SAN FRANCISCO (KPIX) — As the number of COVID-19 cases increases, the latest numbers show it is Latinos who continue to be disproportionately infected by the virus.
Statewide, Latinos are 39 percent of the population but now make up 56 percent of the COVID-19 cases, according to the California Department of Public Health.
Allison Wong, a UCSF medical student and contact tracer who is focusing on the Spanish-speaking patients in San Francisco, said it does not appear parties or protests are major factors. Instead, she said, the bulk of the infections appear to stem from the fact that more people are working and living in environments where it’s difficult to get enough social distance.
“As we’re opening up, a lot more people are going back to work and so we’re seeing a lot more (virus) spread through employment,” Wong said. “This is something I can really speak to that I’ve seen a lot of is houses of people who are working but have many, many people living in a single one-bedroom, one-bath or two-bedroom, one-bath for financial reasons.”
For years, gentrification has been pushing out the Latino population in San Francisco’s Mission District. But, in the last few months, it is COVID-19 that has been attacking the neighborhood, said Mission District activist Roberto Hernandez.
“Latinos never had the luxury to shelter at home,” Hernandez said. “Grocery stores — who’s the cashier? Who’s stocking the shelves? Who’s in the back rooms? Who are the janitors? It’s Latinos.”
Hernandez runs a volunteer operation called the Mission Food Hub, a new food bank that is helping feed thousands left hungry from the economic crisis. Hernandez said many of his neighbors are having to leave home every day, overexposing themselves to the virus, including one family of 13 who have been living together in one apartment out of economic necessity.
“Out of the 13, seven of them were tested positive but they couldn’t even quarantine because they lived in a two-bedroom house. It’s difficult times,” Hernandez said.
The Mission Food Hub is asking the community for help with donations, which can be provided here at GiveButter.com/6HtzZM

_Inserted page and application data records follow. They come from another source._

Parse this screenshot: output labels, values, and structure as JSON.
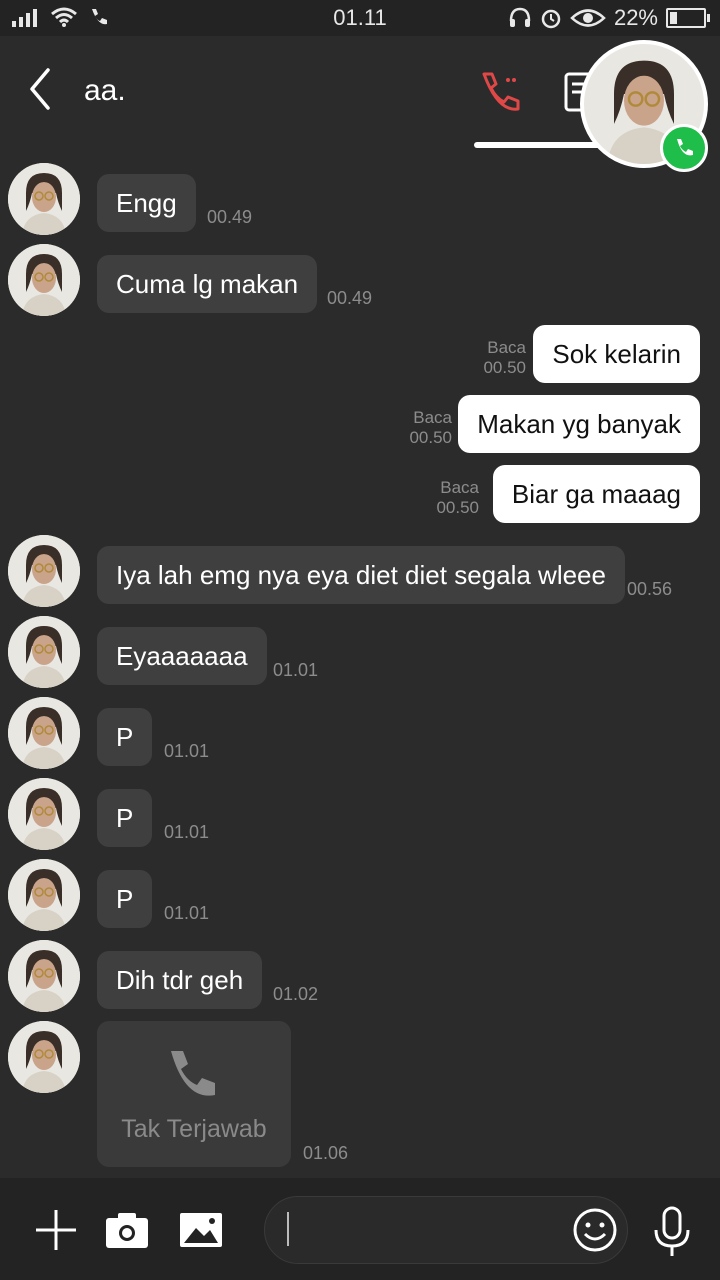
{
  "status_bar": {
    "time": "01.11",
    "battery": "22%"
  },
  "header": {
    "contact_name": "aa."
  },
  "messages": [
    {
      "direction": "in",
      "text": "Engg",
      "time": "00.49"
    },
    {
      "direction": "in",
      "text": "Cuma lg makan",
      "time": "00.49"
    },
    {
      "direction": "out",
      "text": "Sok kelarin",
      "read": "Baca",
      "time": "00.50"
    },
    {
      "direction": "out",
      "text": "Makan yg banyak",
      "read": "Baca",
      "time": "00.50"
    },
    {
      "direction": "out",
      "text": "Biar ga maaag",
      "read": "Baca",
      "time": "00.50"
    },
    {
      "direction": "in",
      "text": "Iya lah emg nya eya diet diet segala wleee",
      "time": "00.56"
    },
    {
      "direction": "in",
      "text": "Eyaaaaaaa",
      "time": "01.01"
    },
    {
      "direction": "in",
      "text": "P",
      "time": "01.01"
    },
    {
      "direction": "in",
      "text": "P",
      "time": "01.01"
    },
    {
      "direction": "in",
      "text": "P",
      "time": "01.01"
    },
    {
      "direction": "in",
      "text": "Dih tdr geh",
      "time": "01.02"
    },
    {
      "direction": "in",
      "type": "missed_call",
      "text": "Tak Terjawab",
      "time": "01.06"
    }
  ],
  "icons": {
    "back": "chevron-left-icon",
    "call": "phone-icon",
    "notes": "notes-icon",
    "add": "plus-icon",
    "camera": "camera-icon",
    "gallery": "image-icon",
    "emoji": "smiley-icon",
    "mic": "microphone-icon"
  },
  "colors": {
    "background": "#2b2b2b",
    "incoming_bubble": "#3f3f3f",
    "outgoing_bubble": "#ffffff",
    "call_accent": "#e04848",
    "call_badge": "#1fbd4a"
  }
}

Wong said she is hoping to recruit more Spanish-speaking contact tracers to continue to find out why an increasing number of Latinos are getting infected.